Holding a equally pleasurable place in my memory is 'The Silver Swan', from early in the 17th century and perhaps the most famous Madrigal from Orlando Gibbons. Although set in various voices, I remember singing it SATB [soprano, alto, tenor, base] in college. The madrigal is based on a legend that mute swans sing only just before death [thus the swan song.] Both the music and the words are probably from Gibbons' hand.

  'The silver Swan, who living had no Note,
  When Death approached, unlocked her silent throat.
  Leaning her breast upon the reedy shore,
  Thus sang her first and last, and sang no more:
  'Farewell, all joys! O Death, come close mine eyes!
  'More Geese than Swans now live, more Fools than Wise.'
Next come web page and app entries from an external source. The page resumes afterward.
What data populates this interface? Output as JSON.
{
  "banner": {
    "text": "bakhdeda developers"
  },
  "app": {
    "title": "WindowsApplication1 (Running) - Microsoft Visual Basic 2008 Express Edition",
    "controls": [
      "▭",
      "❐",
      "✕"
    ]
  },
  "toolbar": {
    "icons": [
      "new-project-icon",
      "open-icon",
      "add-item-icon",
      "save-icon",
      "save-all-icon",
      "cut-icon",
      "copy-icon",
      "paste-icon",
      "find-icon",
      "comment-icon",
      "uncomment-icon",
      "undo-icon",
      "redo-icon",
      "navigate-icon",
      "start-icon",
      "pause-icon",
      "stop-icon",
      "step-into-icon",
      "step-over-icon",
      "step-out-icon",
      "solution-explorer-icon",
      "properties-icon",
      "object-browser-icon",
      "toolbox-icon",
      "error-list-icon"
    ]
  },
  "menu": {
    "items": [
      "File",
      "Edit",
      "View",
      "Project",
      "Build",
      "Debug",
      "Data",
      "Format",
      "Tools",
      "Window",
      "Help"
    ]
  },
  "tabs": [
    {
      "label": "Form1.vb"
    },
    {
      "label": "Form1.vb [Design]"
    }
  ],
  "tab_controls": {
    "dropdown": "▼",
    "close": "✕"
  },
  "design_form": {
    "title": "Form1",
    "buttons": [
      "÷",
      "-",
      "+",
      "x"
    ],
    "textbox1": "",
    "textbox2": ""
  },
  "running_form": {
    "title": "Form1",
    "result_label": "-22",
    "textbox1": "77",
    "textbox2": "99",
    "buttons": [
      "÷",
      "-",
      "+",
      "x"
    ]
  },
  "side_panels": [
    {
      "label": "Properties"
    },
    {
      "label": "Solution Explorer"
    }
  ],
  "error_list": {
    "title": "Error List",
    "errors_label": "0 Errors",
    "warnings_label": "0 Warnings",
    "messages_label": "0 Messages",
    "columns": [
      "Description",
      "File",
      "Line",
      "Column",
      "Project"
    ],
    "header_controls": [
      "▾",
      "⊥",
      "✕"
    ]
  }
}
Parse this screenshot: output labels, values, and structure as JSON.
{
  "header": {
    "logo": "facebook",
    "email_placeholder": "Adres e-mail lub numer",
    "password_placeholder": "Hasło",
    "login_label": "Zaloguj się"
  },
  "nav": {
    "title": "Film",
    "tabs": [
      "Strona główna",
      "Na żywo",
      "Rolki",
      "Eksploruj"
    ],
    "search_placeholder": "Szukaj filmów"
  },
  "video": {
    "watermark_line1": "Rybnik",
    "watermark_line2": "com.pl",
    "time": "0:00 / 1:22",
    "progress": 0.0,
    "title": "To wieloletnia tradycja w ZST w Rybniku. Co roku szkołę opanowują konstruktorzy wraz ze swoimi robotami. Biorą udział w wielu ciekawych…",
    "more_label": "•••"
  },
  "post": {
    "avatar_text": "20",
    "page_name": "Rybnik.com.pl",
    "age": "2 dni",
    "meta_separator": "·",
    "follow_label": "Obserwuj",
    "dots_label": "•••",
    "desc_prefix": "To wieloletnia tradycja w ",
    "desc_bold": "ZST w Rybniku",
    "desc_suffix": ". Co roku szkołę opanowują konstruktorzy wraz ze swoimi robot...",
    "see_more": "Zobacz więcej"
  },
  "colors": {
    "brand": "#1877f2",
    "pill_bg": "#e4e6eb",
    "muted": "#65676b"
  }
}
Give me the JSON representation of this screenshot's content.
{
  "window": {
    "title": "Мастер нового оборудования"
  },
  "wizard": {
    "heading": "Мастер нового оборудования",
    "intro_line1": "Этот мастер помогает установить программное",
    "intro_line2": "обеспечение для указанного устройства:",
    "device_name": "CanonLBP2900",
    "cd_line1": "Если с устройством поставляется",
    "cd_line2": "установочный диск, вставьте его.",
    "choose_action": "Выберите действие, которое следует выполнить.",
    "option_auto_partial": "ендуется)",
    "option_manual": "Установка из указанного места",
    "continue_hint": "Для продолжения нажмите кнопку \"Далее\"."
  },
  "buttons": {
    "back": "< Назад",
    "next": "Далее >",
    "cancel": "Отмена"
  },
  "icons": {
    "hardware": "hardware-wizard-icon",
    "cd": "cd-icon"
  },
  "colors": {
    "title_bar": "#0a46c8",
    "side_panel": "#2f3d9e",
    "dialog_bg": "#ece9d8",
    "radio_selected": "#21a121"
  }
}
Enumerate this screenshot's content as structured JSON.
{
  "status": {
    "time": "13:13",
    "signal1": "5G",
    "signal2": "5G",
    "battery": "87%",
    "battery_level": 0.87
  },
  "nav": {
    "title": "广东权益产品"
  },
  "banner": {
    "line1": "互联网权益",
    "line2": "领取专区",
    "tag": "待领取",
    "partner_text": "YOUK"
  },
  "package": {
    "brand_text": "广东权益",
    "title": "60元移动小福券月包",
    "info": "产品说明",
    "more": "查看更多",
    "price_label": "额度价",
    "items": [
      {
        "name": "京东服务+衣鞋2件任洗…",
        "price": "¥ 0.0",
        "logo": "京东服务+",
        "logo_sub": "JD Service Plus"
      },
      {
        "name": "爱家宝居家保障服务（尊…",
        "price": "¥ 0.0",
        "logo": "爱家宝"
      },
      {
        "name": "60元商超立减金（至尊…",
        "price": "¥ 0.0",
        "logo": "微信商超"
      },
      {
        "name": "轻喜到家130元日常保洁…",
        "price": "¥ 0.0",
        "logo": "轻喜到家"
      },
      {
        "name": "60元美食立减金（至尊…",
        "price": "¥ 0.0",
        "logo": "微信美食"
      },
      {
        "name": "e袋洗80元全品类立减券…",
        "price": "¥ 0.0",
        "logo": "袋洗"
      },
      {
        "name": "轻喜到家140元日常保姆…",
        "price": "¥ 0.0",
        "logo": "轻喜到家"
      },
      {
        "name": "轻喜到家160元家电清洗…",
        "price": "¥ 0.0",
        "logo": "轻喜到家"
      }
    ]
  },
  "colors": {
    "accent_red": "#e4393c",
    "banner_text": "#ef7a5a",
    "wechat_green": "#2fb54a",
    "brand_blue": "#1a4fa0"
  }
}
Gibbons published the Madrigal in his 'First Set of Madrigals and Motets,' in 1612. Some say the last line is a reference to the loss of the late Elizabethan musical tradition that Gibbons wished to have continued.

Indian Hills Community College Iowa Madrigal Singers

A third example from my favorite list is 'Sing We and Chant It,' another 16th century work, this time from Thomas Morley.  

  Sing we and chant it
  while love doth grant it,
  fa la la, la, la, la, la
  fa la la, la, la, la, la
  Not long youth lasteth,
  And old age hasteth;
  Now is best leisure
  To take our pleasure,
  fa la la, la, la, la, la
  fa la la, la, la, la, la

Other Madrigals that I have easy access to [for this writing] are from John Wilbye, and published in 1598. He wrote such attractive works as 'Adew Sweet Amarillis', 'Fly Loue [love] Aloft,' 'I Fall I Fall, O Stay Mee,' and 'My Bonnie Lass She Smileth.'

  Adew, sweet Amarillis:
  For since to part your will is,
  O heauy tyding,
  Here is for mee no biding:
  Yet once againe ere that I part with you,
  Amarillis, sweet Adew.

From the title above:

  I fall, I fall, O stay mee,
  Deere loue with ioyes yee slay mee,
  Of life your lips depriue mee,
  Sweet, let your lips reuiue mee,
  O whether are you hasting,
  And leaue my life thus wasting?
  My health on you relyeing,
  'Twer sinne to leaue me dyeing. 

And my final choice of favorites is from Thomas Morley, 1594,

 April is in my mistress' face, 
 And July in her eyes hath place; 
 Within her bosom is September, 
 But in her heart a cold December.

A chilling thought for the Springtime, when lovers meet among the wafting blossoms.